▸ REQUIREMENT:
Nothing but a number is wanted here: the tally of lines in the material below that include "this".
────────────────────
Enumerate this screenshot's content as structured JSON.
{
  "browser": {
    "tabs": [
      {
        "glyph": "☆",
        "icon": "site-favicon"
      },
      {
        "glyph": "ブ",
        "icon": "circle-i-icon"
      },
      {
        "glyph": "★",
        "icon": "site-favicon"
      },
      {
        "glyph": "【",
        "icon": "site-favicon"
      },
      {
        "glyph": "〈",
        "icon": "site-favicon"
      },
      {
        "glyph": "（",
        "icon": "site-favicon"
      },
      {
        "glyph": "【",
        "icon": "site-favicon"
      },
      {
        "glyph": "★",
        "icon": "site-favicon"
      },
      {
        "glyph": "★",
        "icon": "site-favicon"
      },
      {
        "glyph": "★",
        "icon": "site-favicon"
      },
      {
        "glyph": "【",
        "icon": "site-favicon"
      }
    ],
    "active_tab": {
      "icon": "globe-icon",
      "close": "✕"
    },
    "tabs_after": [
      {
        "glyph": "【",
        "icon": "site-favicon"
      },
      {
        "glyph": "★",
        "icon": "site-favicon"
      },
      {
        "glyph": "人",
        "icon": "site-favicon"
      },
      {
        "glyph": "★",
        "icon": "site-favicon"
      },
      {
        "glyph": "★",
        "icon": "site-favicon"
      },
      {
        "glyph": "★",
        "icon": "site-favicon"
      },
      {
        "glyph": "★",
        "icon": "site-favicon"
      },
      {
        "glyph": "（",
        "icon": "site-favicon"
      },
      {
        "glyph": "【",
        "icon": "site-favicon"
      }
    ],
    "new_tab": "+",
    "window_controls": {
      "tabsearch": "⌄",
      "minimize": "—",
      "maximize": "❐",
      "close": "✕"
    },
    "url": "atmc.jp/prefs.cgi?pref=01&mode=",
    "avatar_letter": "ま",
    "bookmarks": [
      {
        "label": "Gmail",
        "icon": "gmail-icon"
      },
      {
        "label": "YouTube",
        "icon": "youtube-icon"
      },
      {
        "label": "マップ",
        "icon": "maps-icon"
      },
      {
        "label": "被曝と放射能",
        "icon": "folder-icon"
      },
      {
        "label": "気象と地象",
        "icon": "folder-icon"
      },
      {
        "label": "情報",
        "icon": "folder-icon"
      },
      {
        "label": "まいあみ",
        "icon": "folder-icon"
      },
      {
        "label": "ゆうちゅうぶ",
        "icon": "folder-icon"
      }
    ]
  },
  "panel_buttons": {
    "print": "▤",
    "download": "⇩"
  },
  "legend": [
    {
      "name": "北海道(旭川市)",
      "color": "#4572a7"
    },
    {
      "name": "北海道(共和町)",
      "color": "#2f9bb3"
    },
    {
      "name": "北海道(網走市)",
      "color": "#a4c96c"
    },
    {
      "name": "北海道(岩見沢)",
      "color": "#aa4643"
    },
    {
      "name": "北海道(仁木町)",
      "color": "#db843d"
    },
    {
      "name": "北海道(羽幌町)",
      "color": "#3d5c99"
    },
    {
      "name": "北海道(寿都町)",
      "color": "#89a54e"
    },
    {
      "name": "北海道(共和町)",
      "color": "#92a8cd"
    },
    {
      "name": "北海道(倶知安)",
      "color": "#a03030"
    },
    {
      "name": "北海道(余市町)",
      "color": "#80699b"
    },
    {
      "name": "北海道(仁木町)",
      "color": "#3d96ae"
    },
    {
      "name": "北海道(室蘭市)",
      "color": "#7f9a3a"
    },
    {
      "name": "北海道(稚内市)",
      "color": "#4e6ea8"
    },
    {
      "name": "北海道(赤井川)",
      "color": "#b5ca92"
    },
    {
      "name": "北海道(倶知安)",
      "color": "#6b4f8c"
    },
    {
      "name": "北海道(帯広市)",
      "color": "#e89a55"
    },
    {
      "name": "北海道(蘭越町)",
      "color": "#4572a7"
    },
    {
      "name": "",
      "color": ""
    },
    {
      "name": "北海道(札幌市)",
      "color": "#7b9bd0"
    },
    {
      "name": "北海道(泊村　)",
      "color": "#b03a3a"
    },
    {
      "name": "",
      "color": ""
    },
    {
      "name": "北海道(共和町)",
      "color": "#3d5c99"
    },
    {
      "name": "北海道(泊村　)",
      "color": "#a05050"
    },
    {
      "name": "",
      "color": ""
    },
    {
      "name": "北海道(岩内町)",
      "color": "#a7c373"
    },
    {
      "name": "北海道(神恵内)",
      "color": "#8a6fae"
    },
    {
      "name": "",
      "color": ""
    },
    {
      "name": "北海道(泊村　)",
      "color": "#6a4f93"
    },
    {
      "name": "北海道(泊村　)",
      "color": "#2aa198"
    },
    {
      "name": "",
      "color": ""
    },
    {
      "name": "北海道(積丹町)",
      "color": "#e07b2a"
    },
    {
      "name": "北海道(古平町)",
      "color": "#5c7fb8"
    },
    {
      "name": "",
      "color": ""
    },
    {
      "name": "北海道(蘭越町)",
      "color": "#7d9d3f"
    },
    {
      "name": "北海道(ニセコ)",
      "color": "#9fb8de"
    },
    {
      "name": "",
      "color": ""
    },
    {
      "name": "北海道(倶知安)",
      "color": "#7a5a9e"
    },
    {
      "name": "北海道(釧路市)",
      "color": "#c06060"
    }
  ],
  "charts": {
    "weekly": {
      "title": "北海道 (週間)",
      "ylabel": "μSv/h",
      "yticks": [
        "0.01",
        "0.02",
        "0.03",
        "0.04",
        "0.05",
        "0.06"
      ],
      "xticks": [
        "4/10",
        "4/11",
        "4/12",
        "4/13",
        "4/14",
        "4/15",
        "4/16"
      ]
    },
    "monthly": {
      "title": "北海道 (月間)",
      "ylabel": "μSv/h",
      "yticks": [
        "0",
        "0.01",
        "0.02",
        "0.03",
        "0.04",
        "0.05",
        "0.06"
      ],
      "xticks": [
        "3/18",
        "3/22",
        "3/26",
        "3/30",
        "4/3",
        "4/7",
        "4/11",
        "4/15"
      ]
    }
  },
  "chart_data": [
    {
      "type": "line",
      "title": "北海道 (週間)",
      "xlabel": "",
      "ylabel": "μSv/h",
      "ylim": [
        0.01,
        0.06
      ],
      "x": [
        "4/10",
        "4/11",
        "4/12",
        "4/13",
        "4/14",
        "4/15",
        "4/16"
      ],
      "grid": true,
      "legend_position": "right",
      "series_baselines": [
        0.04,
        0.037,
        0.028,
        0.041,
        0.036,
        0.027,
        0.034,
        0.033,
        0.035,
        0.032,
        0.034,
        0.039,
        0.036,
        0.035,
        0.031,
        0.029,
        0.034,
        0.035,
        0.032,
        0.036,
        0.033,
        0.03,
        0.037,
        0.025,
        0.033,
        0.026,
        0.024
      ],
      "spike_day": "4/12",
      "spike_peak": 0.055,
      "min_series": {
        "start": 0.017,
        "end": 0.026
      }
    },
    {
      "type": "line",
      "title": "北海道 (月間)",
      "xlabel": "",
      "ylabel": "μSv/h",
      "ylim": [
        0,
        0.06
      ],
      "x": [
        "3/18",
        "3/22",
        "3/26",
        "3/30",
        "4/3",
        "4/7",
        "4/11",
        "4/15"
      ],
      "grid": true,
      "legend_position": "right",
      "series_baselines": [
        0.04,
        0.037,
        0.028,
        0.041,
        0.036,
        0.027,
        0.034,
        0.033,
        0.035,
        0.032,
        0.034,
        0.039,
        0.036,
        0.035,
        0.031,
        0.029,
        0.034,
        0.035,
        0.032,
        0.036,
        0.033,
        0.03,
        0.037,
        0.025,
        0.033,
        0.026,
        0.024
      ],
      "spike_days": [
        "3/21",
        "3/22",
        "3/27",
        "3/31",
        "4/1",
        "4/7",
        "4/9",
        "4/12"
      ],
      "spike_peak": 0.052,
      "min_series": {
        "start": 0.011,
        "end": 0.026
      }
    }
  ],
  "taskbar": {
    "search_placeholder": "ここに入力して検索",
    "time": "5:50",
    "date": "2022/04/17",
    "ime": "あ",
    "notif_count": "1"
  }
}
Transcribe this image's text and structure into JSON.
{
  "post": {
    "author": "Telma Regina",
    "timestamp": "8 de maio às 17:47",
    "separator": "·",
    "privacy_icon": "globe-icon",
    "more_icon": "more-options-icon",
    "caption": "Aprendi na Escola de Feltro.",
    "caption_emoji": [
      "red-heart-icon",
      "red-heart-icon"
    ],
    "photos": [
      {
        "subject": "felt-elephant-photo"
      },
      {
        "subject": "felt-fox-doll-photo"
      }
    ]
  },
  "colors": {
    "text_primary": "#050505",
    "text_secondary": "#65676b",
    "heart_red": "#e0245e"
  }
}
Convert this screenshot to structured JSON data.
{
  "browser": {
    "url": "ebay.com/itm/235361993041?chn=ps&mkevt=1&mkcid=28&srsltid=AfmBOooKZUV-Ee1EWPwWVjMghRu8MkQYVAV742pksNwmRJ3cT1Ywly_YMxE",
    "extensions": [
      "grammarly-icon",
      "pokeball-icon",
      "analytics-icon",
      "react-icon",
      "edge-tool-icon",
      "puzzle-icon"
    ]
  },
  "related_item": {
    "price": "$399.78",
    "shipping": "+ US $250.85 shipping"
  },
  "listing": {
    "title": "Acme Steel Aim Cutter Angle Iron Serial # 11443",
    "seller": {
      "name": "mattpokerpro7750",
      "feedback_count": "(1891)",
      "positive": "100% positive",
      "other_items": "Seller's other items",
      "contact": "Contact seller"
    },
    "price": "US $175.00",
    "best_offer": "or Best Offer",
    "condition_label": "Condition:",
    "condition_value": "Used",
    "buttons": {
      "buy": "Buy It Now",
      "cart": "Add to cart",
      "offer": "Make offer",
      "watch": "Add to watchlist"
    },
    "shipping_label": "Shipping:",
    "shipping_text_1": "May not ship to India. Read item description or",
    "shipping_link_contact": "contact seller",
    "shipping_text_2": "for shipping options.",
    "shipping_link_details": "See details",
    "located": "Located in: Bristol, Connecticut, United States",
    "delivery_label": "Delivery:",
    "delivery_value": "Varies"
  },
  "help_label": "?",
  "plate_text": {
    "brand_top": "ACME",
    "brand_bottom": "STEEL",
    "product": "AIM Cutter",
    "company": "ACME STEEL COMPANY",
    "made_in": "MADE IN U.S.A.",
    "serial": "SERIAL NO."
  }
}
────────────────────
▸ SOLVED PROBLEM:
3